However, restraining the speech of a client’s former attorney is a different matter. In 2001, the U.S. Court of Appeals in New Orleans (5th Cir.) held that a gag order prohibiting a criminal defendant’s former attorney from talking to the press about the case was unconstitutional.14 The court found that the former attorney’s comments to the press did not “pose a threat to the fairness of the trial or to the jury pool.”
What to do if a court issues a gag order
If a court issues a gag order in a case you are covering, the first thing you should do is obtain a copy. If it is a written order, the court clerk should be able to provide a copy. If not, you may have to pay to have the court stenographer transcribe the judge’s oral directive.
Find out who the order gags and what restrictions it places on the gagged individuals. What is the judge’s justification for issuing the gag? Nuances in the language of the order may greatly affect whether it will be upheld on appeal.
If your sources have been gagged, you will need advice on whether you can challenge the order or whether the person directly affected by it must bring the challenge. Here, too, you will need the help of legal counsel.
In some cases, a judge will lift or modify a gag order when told of the constitutional problems it poses. But a formal appeal may be necessary to protect your ability to cover a court case.
1. Gag orders also may refer generally to prior restraint orders that prohibit the press from publishing certain information. See Chapter 5: Prior Restraints.
2. See e.g., Montana ex rel Missoulian v. Montana Twenty-First Judicial Court, 933 P.2d 829 (Mont. 1997) (holding that a trial court violated the federal and state constitutions by gagging trial participants and sealing documents without making factual findings that such restrictions were necessary to protect the defendant’s fair trial rights).
3. Davenport v. Garcia, 834 S.W.2d 4 (Tex. 1992).
4. See e.g., Jones v. Clinton, No. LR-C-94-290 (E.D. Ark. order issued Oct. 27, 1997) (restraining litigants and counsel from discussing the timing and substance of discovery and identifying persons from whom discovery is sought); United States v. McVeigh, 964 F. Supp. 313 (D.Colo. 1997) (upholding trial court order restricting access and prohibiting all out-of-court comments by trial participants).
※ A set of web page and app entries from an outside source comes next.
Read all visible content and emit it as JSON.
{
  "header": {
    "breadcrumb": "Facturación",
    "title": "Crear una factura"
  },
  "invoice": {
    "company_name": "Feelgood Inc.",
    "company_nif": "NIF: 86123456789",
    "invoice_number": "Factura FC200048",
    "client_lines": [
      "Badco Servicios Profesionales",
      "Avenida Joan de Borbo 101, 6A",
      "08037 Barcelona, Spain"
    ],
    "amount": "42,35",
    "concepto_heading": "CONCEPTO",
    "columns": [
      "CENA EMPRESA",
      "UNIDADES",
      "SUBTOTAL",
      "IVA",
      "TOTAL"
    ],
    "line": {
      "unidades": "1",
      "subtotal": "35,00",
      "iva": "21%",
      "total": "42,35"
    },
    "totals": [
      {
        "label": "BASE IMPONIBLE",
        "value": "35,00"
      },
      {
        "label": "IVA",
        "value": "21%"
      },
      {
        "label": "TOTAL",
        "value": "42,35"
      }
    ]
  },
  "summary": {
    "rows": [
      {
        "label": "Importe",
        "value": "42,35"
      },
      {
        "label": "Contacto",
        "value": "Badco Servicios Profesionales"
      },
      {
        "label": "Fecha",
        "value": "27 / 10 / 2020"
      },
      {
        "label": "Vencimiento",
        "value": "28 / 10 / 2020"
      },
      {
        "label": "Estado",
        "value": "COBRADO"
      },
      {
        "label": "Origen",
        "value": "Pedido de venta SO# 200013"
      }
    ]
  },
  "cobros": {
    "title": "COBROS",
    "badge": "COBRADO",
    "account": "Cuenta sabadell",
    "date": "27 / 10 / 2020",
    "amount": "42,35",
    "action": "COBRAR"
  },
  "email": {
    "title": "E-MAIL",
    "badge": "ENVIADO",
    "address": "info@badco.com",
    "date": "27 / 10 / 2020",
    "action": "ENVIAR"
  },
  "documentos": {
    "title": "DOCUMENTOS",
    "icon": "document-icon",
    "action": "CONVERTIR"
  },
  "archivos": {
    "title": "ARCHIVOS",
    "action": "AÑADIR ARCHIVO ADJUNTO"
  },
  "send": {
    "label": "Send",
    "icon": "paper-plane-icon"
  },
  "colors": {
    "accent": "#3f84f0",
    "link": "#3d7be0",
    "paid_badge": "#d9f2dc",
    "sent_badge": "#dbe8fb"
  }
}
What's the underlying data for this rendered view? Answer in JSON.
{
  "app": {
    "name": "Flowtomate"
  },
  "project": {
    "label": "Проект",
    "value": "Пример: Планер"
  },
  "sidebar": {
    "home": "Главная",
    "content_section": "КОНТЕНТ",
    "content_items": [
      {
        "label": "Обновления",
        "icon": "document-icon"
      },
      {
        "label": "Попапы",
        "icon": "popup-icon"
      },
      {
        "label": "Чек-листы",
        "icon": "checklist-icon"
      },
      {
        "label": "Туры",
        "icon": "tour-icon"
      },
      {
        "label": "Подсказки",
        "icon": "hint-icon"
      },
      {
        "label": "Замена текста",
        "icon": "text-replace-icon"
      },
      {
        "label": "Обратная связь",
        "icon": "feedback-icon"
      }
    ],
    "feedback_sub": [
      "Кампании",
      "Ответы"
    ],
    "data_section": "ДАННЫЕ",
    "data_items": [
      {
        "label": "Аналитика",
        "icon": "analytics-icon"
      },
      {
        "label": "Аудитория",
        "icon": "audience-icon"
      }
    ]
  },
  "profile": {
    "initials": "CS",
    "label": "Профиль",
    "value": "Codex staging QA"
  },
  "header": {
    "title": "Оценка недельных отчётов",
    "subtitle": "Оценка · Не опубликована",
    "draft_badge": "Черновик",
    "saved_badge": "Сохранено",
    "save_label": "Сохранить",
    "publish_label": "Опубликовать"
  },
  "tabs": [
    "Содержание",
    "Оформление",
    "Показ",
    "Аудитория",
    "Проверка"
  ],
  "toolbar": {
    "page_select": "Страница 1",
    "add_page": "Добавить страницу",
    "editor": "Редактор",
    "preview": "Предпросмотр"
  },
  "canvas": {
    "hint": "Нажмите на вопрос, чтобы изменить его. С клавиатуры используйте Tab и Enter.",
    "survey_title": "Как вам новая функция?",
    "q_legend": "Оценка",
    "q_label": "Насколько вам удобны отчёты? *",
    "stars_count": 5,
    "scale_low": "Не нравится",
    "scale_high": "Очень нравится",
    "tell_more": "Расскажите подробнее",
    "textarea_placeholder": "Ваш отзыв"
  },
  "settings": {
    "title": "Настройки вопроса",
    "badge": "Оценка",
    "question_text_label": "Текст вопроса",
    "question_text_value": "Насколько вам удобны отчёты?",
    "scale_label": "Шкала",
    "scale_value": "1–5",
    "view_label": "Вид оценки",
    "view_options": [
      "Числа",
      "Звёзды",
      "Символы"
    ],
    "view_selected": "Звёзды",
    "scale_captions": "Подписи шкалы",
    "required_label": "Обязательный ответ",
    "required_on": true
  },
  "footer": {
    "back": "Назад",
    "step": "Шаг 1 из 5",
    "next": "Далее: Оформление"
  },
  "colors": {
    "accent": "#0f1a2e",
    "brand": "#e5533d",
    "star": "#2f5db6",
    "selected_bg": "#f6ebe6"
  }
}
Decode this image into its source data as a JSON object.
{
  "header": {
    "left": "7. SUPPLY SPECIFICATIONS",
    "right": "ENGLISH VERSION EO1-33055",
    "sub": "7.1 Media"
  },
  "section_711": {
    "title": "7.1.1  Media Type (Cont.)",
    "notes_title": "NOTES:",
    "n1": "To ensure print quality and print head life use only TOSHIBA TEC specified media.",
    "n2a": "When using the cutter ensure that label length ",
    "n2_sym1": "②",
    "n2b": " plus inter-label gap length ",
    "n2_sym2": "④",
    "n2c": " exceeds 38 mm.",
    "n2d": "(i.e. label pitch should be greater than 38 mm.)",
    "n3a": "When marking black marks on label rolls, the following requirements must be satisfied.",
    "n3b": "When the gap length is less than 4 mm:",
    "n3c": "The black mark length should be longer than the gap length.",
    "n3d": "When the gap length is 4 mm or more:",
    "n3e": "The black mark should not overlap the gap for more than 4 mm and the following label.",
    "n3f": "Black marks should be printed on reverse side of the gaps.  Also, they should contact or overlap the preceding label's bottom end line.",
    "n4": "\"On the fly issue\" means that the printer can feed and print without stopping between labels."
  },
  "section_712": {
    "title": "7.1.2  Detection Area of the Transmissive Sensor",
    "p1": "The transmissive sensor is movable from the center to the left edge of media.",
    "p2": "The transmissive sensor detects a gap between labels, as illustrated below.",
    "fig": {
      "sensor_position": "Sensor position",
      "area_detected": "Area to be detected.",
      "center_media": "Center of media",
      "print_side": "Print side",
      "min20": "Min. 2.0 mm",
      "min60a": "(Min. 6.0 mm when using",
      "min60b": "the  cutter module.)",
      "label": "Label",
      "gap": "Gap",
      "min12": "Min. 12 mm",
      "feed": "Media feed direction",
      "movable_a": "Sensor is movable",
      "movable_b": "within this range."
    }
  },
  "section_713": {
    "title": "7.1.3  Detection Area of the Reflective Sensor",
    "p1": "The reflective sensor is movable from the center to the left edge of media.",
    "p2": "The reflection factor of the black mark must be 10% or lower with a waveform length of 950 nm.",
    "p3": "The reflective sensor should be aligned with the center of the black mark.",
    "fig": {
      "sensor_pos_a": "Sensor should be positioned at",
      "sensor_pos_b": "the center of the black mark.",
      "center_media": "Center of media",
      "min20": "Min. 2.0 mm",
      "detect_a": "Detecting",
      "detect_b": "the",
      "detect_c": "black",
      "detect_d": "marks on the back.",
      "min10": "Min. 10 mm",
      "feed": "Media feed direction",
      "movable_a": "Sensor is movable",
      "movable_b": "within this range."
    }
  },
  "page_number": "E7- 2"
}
5. United States v. Brown, 218 F.3d 415 (5th Cir. 2000).
6. Id. at 423.
7. In re Hearst Newspapers Partnership, L.P., 241 S.W.3d 190, 36 Media L. Rep. 1297 (2007)
8. State v. Neulander, 801 A.2d 255 (N.J. 2002), cert. denied Philadelphia Newspapers, Inc. v. New Jersey, 123 S.Ct. 1281 (2003).
9. United States v. Cleveland, 128 F.3d 267 (5th Cir. 1997), cert. denied sub nom In re: Capital City Press, 523 U.S. 1075 (1998). But see Contra Costa Newspapers, Inc. v. Superior Court, 61 Cal. App. 4th 862 (1998) (holding that a trial court cannot issue a “blanket” order prohibiting the press from contacting jurors who have been discharged from their duties).
10. See Sheppard v. Maxwell, 384 U.S. 333 (1966).
11. See United States v. Salameh, 992 F.2d 445 (2d Cir. 1993) (striking order preventing attorneys and law enforcement officials involved in World Trade Center bombing case from speaking to the media; stating that courts may impose restrictions when necessary to protect the integrity of the judicial system, but holding that the order in Salameh was not narrowly tailored).
12. See Levine v. United States Dist. Court, 764 F.2d 590 (1985), reh’g denied, 775 F.2d 1054 (9th Cir. 1985).
13. Gentile v. State Bar of Nevada, 501 U.S. 1030 (1991).
14. United States v. Scarfo, 263 F.3d 80 (3d Cir. 2001).